Component data from apps and pages
%%

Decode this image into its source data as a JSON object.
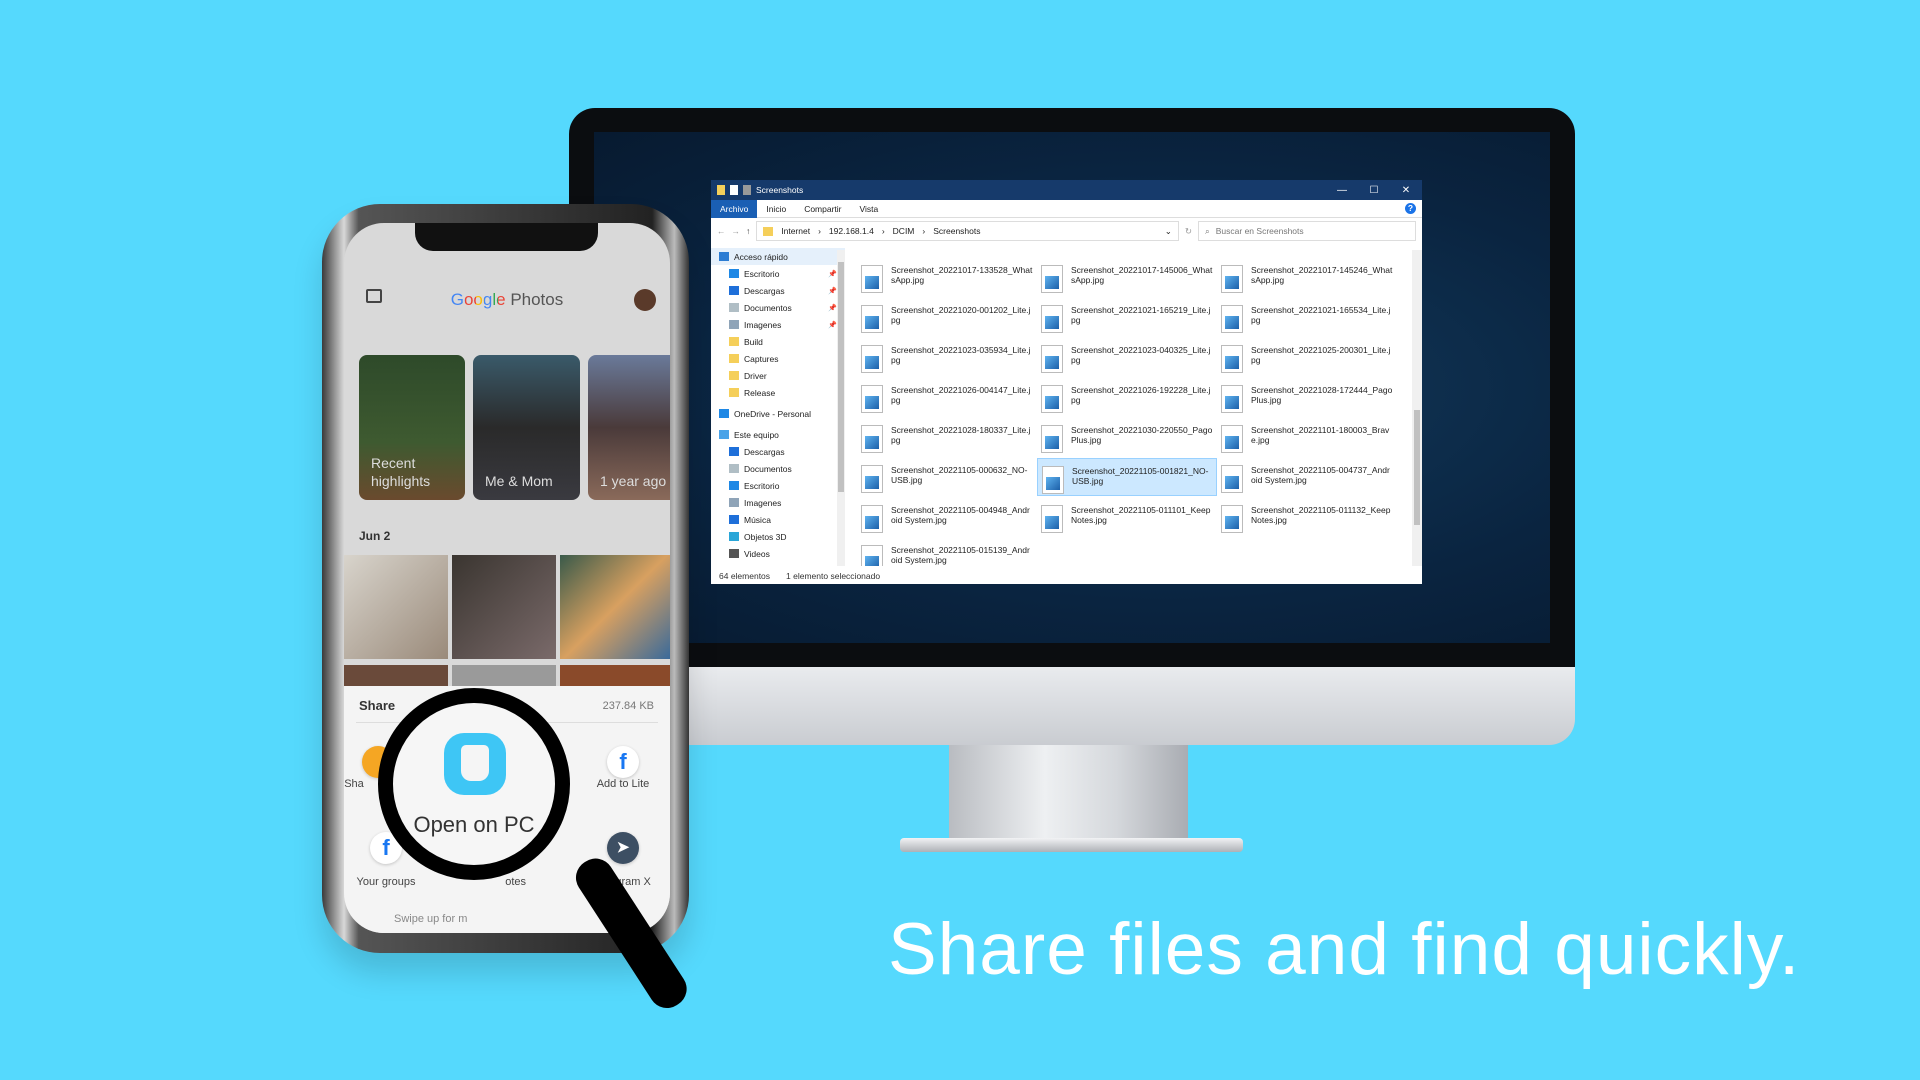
{
  "headline": "Share files and find quickly.",
  "colors": {
    "background": "#55d9fd",
    "explorer_title_bar": "#163a6b",
    "selection": "#cce8ff",
    "open_on_pc_icon": "#3ec6f5"
  },
  "explorer": {
    "title": "Screenshots",
    "window_controls": [
      "—",
      "☐",
      "✕"
    ],
    "ribbon_tabs": [
      "Archivo",
      "Inicio",
      "Compartir",
      "Vista"
    ],
    "help": "?",
    "breadcrumb": [
      "Internet",
      "192.168.1.4",
      "DCIM",
      "Screenshots"
    ],
    "search_placeholder": "Buscar en Screenshots",
    "nav_items": [
      {
        "label": "Acceso rápido",
        "top": true,
        "icon": "star-icon",
        "color": "#2b7cd3",
        "selected": true
      },
      {
        "label": "Escritorio",
        "icon": "desktop-icon",
        "color": "#1e88e5",
        "pinned": true
      },
      {
        "label": "Descargas",
        "icon": "download-icon",
        "color": "#1e6fd9",
        "pinned": true
      },
      {
        "label": "Documentos",
        "icon": "document-icon",
        "color": "#b0bec5",
        "pinned": true
      },
      {
        "label": "Imagenes",
        "icon": "images-icon",
        "color": "#8fa4b8",
        "pinned": true
      },
      {
        "label": "Build",
        "icon": "folder-icon",
        "color": "#f5cf5a"
      },
      {
        "label": "Captures",
        "icon": "folder-icon",
        "color": "#f5cf5a"
      },
      {
        "label": "Driver",
        "icon": "folder-icon",
        "color": "#f5cf5a"
      },
      {
        "label": "Release",
        "icon": "folder-icon",
        "color": "#f5cf5a"
      },
      {
        "label": "OneDrive - Personal",
        "top": true,
        "icon": "cloud-icon",
        "color": "#1e88e5"
      },
      {
        "label": "Este equipo",
        "top": true,
        "icon": "computer-icon",
        "color": "#4aa3e8"
      },
      {
        "label": "Descargas",
        "icon": "download-icon",
        "color": "#1e6fd9"
      },
      {
        "label": "Documentos",
        "icon": "document-icon",
        "color": "#b0bec5"
      },
      {
        "label": "Escritorio",
        "icon": "desktop-icon",
        "color": "#1e88e5"
      },
      {
        "label": "Imagenes",
        "icon": "images-icon",
        "color": "#8fa4b8"
      },
      {
        "label": "Música",
        "icon": "music-icon",
        "color": "#1e6fd9"
      },
      {
        "label": "Objetos 3D",
        "icon": "cube-icon",
        "color": "#2aa6d8"
      },
      {
        "label": "Videos",
        "icon": "video-icon",
        "color": "#555"
      }
    ],
    "files": [
      {
        "name": "Screenshot_20221017-133528_WhatsApp.jpg"
      },
      {
        "name": "Screenshot_20221017-145006_WhatsApp.jpg"
      },
      {
        "name": "Screenshot_20221017-145246_WhatsApp.jpg"
      },
      {
        "name": "Screenshot_20221020-001202_Lite.jpg"
      },
      {
        "name": "Screenshot_20221021-165219_Lite.jpg"
      },
      {
        "name": "Screenshot_20221021-165534_Lite.jpg"
      },
      {
        "name": "Screenshot_20221023-035934_Lite.jpg"
      },
      {
        "name": "Screenshot_20221023-040325_Lite.jpg"
      },
      {
        "name": "Screenshot_20221025-200301_Lite.jpg"
      },
      {
        "name": "Screenshot_20221026-004147_Lite.jpg"
      },
      {
        "name": "Screenshot_20221026-192228_Lite.jpg"
      },
      {
        "name": "Screenshot_20221028-172444_PagoPlus.jpg"
      },
      {
        "name": "Screenshot_20221028-180337_Lite.jpg"
      },
      {
        "name": "Screenshot_20221030-220550_PagoPlus.jpg"
      },
      {
        "name": "Screenshot_20221101-180003_Brave.jpg"
      },
      {
        "name": "Screenshot_20221105-000632_NO-USB.jpg"
      },
      {
        "name": "Screenshot_20221105-001821_NO-USB.jpg",
        "selected": true
      },
      {
        "name": "Screenshot_20221105-004737_Android System.jpg"
      },
      {
        "name": "Screenshot_20221105-004948_Android System.jpg"
      },
      {
        "name": "Screenshot_20221105-011101_KeepNotes.jpg"
      },
      {
        "name": "Screenshot_20221105-011132_KeepNotes.jpg"
      },
      {
        "name": "Screenshot_20221105-015139_Android System.jpg"
      }
    ],
    "status_count": "64 elementos",
    "status_selected": "1 elemento seleccionado"
  },
  "phone": {
    "app_title_google": "Google",
    "app_title_photos": "Photos",
    "highlights": [
      "Recent highlights",
      "Me & Mom",
      "1 year ago"
    ],
    "date_header": "Jun 2",
    "share_title": "Share",
    "share_size": "237.84 KB",
    "share_targets": [
      {
        "label": "Sha",
        "icon": "app-icon",
        "color": "#f5a623"
      },
      {
        "label": "Add to Lite",
        "icon": "facebook-icon",
        "glyph": "f"
      },
      {
        "label": "Your groups",
        "icon": "facebook-icon",
        "glyph": "f"
      },
      {
        "label": "otes",
        "icon": "notes-icon",
        "color": "#f6c026"
      },
      {
        "label": "Telegram X",
        "icon": "telegram-icon",
        "glyph": "➤"
      }
    ],
    "swipe_hint": "Swipe up for m"
  },
  "magnifier": {
    "label": "Open on PC"
  }
}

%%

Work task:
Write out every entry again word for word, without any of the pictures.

Your solution:
Decode this image into its source data as a JSON object.
{
  "headline": "Share files and find quickly.",
  "colors": {
    "background": "#55d9fd",
    "explorer_title_bar": "#163a6b",
    "selection": "#cce8ff",
    "open_on_pc_icon": "#3ec6f5"
  },
  "explorer": {
    "title": "Screenshots",
    "window_controls": [
      "—",
      "☐",
      "✕"
    ],
    "ribbon_tabs": [
      "Archivo",
      "Inicio",
      "Compartir",
      "Vista"
    ],
    "help": "?",
    "breadcrumb": [
      "Internet",
      "192.168.1.4",
      "DCIM",
      "Screenshots"
    ],
    "search_placeholder": "Buscar en Screenshots",
    "nav_items": [
      {
        "label": "Acceso rápido",
        "top": true,
        "icon": "star-icon",
        "color": "#2b7cd3",
        "selected": true
      },
      {
        "label": "Escritorio",
        "icon": "desktop-icon",
        "color": "#1e88e5",
        "pinned": true
      },
      {
        "label": "Descargas",
        "icon": "download-icon",
        "color": "#1e6fd9",
        "pinned": true
      },
      {
        "label": "Documentos",
        "icon": "document-icon",
        "color": "#b0bec5",
        "pinned": true
      },
      {
        "label": "Imagenes",
        "icon": "images-icon",
        "color": "#8fa4b8",
        "pinned": true
      },
      {
        "label": "Build",
        "icon": "folder-icon",
        "color": "#f5cf5a"
      },
      {
        "label": "Captures",
        "icon": "folder-icon",
        "color": "#f5cf5a"
      },
      {
        "label": "Driver",
        "icon": "folder-icon",
        "color": "#f5cf5a"
      },
      {
        "label": "Release",
        "icon": "folder-icon",
        "color": "#f5cf5a"
      },
      {
        "label": "OneDrive - Personal",
        "top": true,
        "icon": "cloud-icon",
        "color": "#1e88e5"
      },
      {
        "label": "Este equipo",
        "top": true,
        "icon": "computer-icon",
        "color": "#4aa3e8"
      },
      {
        "label": "Descargas",
        "icon": "download-icon",
        "color": "#1e6fd9"
      },
      {
        "label": "Documentos",
        "icon": "document-icon",
        "color": "#b0bec5"
      },
      {
        "label": "Escritorio",
        "icon": "desktop-icon",
        "color": "#1e88e5"
      },
      {
        "label": "Imagenes",
        "icon": "images-icon",
        "color": "#8fa4b8"
      },
      {
        "label": "Música",
        "icon": "music-icon",
        "color": "#1e6fd9"
      },
      {
        "label": "Objetos 3D",
        "icon": "cube-icon",
        "color": "#2aa6d8"
      },
      {
        "label": "Videos",
        "icon": "video-icon",
        "color": "#555"
      }
    ],
    "files": [
      {
        "name": "Screenshot_20221017-133528_WhatsApp.jpg"
      },
      {
        "name": "Screenshot_20221017-145006_WhatsApp.jpg"
      },
      {
        "name": "Screenshot_20221017-145246_WhatsApp.jpg"
      },
      {
        "name": "Screenshot_20221020-001202_Lite.jpg"
      },
      {
        "name": "Screenshot_20221021-165219_Lite.jpg"
      },
      {
        "name": "Screenshot_20221021-165534_Lite.jpg"
      },
      {
        "name": "Screenshot_20221023-035934_Lite.jpg"
      },
      {
        "name": "Screenshot_20221023-040325_Lite.jpg"
      },
      {
        "name": "Screenshot_20221025-200301_Lite.jpg"
      },
      {
        "name": "Screenshot_20221026-004147_Lite.jpg"
      },
      {
        "name": "Screenshot_20221026-192228_Lite.jpg"
      },
      {
        "name": "Screenshot_20221028-172444_PagoPlus.jpg"
      },
      {
        "name": "Screenshot_20221028-180337_Lite.jpg"
      },
      {
        "name": "Screenshot_20221030-220550_PagoPlus.jpg"
      },
      {
        "name": "Screenshot_20221101-180003_Brave.jpg"
      },
      {
        "name": "Screenshot_20221105-000632_NO-USB.jpg"
      },
      {
        "name": "Screenshot_20221105-001821_NO-USB.jpg",
        "selected": true
      },
      {
        "name": "Screenshot_20221105-004737_Android System.jpg"
      },
      {
        "name": "Screenshot_20221105-004948_Android System.jpg"
      },
      {
        "name": "Screenshot_20221105-011101_KeepNotes.jpg"
      },
      {
        "name": "Screenshot_20221105-011132_KeepNotes.jpg"
      },
      {
        "name": "Screenshot_20221105-015139_Android System.jpg"
      }
    ],
    "status_count": "64 elementos",
    "status_selected": "1 elemento seleccionado"
  },
  "phone": {
    "app_title_google": "Google",
    "app_title_photos": "Photos",
    "highlights": [
      "Recent highlights",
      "Me & Mom",
      "1 year ago"
    ],
    "date_header": "Jun 2",
    "share_title": "Share",
    "share_size": "237.84 KB",
    "share_targets": [
      {
        "label": "Sha",
        "icon": "app-icon",
        "color": "#f5a623"
      },
      {
        "label": "Add to Lite",
        "icon": "facebook-icon",
        "glyph": "f"
      },
      {
        "label": "Your groups",
        "icon": "facebook-icon",
        "glyph": "f"
      },
      {
        "label": "otes",
        "icon": "notes-icon",
        "color": "#f6c026"
      },
      {
        "label": "Telegram X",
        "icon": "telegram-icon",
        "glyph": "➤"
      }
    ],
    "swipe_hint": "Swipe up for m"
  },
  "magnifier": {
    "label": "Open on PC"
  }
}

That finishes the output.